[Stored records]
____________________
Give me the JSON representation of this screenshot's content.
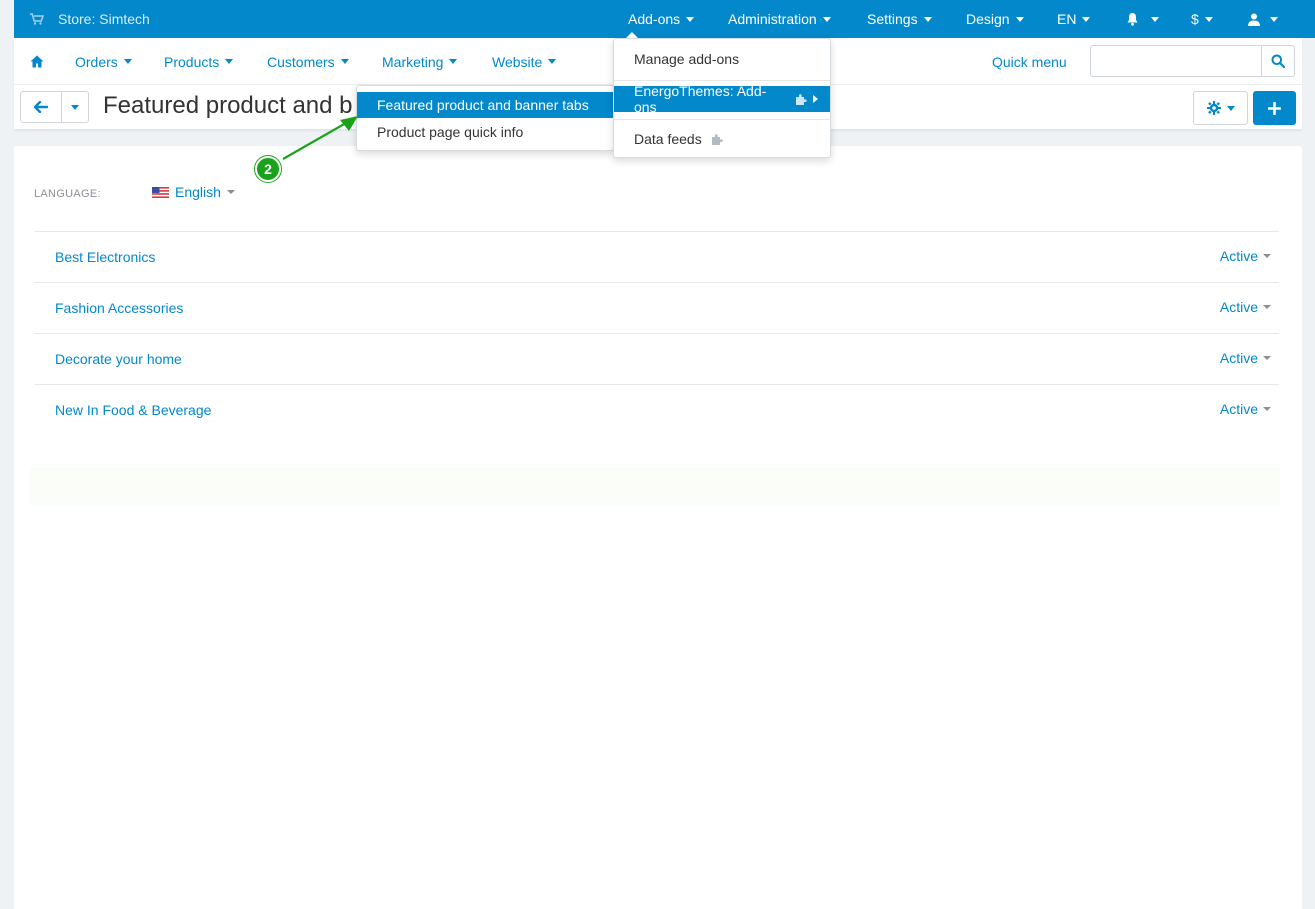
{
  "topbar": {
    "store_label": "Store: Simtech",
    "addons": "Add-ons",
    "administration": "Administration",
    "settings": "Settings",
    "design": "Design",
    "language": "EN",
    "currency": "$"
  },
  "menu": {
    "orders": "Orders",
    "products": "Products",
    "customers": "Customers",
    "marketing": "Marketing",
    "website": "Website",
    "quick_menu": "Quick menu",
    "search_value": ""
  },
  "page": {
    "title": "Featured product and b"
  },
  "language": {
    "label": "LANGUAGE:",
    "selected": "English"
  },
  "rows": [
    {
      "name": "Best Electronics",
      "status": "Active"
    },
    {
      "name": "Fashion Accessories",
      "status": "Active"
    },
    {
      "name": "Decorate your home",
      "status": "Active"
    },
    {
      "name": "New In Food & Beverage",
      "status": "Active"
    }
  ],
  "addons_menu": {
    "manage": "Manage add-ons",
    "energo": "EnergoThemes: Add-ons",
    "data_feeds": "Data feeds"
  },
  "submenu": {
    "item1": "Featured product and banner tabs",
    "item2": "Product page quick info"
  },
  "annotation": {
    "badge": "2"
  },
  "colors": {
    "brand": "#0388cc",
    "annotation": "#1aa31a"
  }
}
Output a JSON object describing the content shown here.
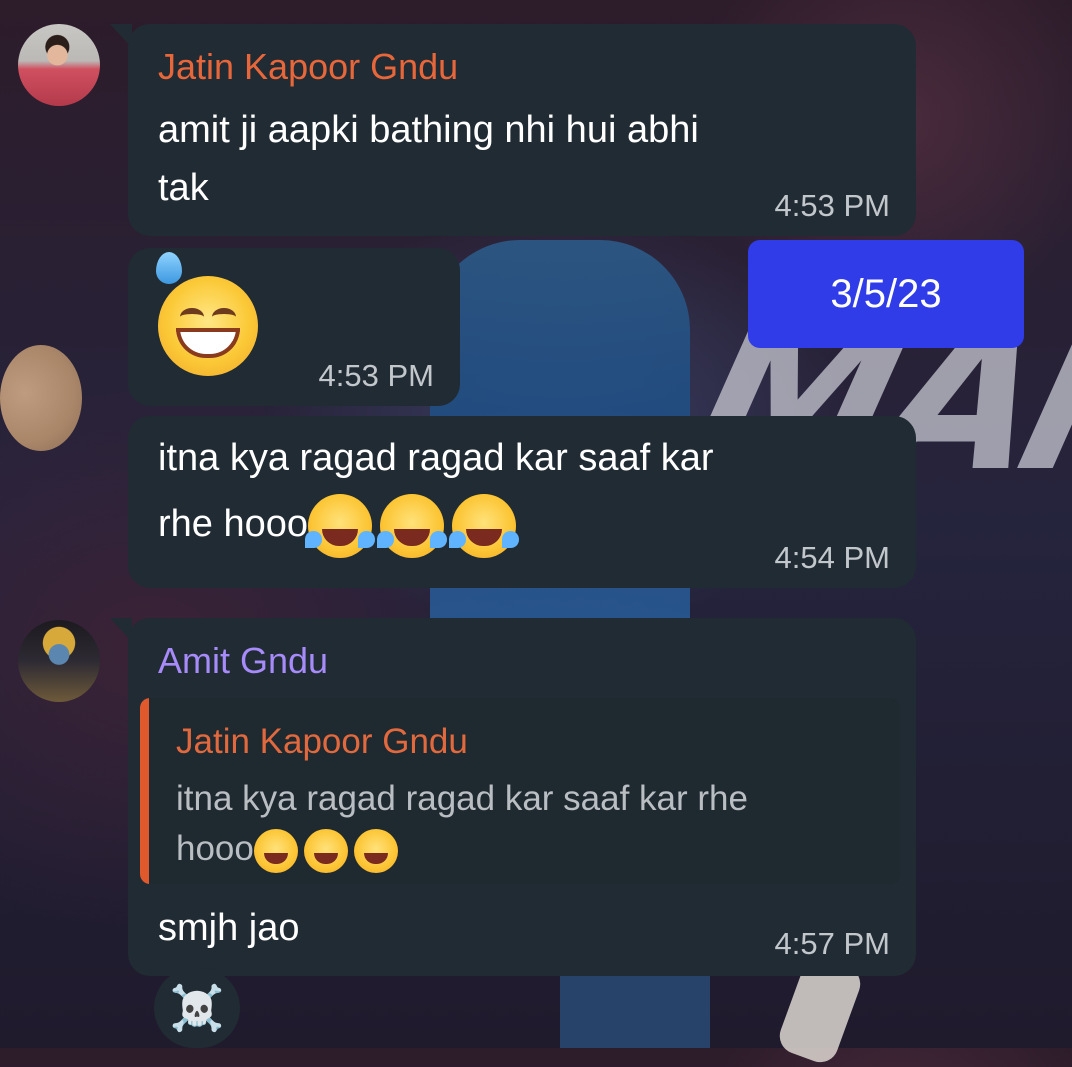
{
  "colors": {
    "bubble_bg": "#212b33",
    "date_chip_bg": "#2f3ce8",
    "jatin_name": "#e8673a",
    "amit_name": "#a78bfa",
    "quote_accent": "#e0592c"
  },
  "messages": [
    {
      "sender": "Jatin Kapoor Gndu",
      "text_line1": "amit ji aapki bathing nhi hui abhi",
      "text_line2": "tak",
      "time": "4:53 PM"
    },
    {
      "emoji": "sweat-smile-emoji",
      "time": "4:53 PM"
    },
    {
      "text_line1": "itna kya ragad ragad kar saaf kar",
      "text_line2": "rhe hooo",
      "emojis": [
        "rofl-emoji",
        "rofl-emoji",
        "rofl-emoji"
      ],
      "time": "4:54 PM"
    },
    {
      "sender": "Amit Gndu",
      "reply": {
        "sender": "Jatin Kapoor Gndu",
        "text_line1": "itna kya ragad ragad kar saaf kar rhe",
        "text_line2": "hooo"
      },
      "text": "smjh jao",
      "time": "4:57 PM",
      "reaction": "☠️"
    }
  ],
  "date_chip": "3/5/23"
}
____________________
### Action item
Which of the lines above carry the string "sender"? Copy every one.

### Answer to the problem
      "sender": "Jatin Kapoor Gndu",
      "sender": "Amit Gndu",
        "sender": "Jatin Kapoor Gndu",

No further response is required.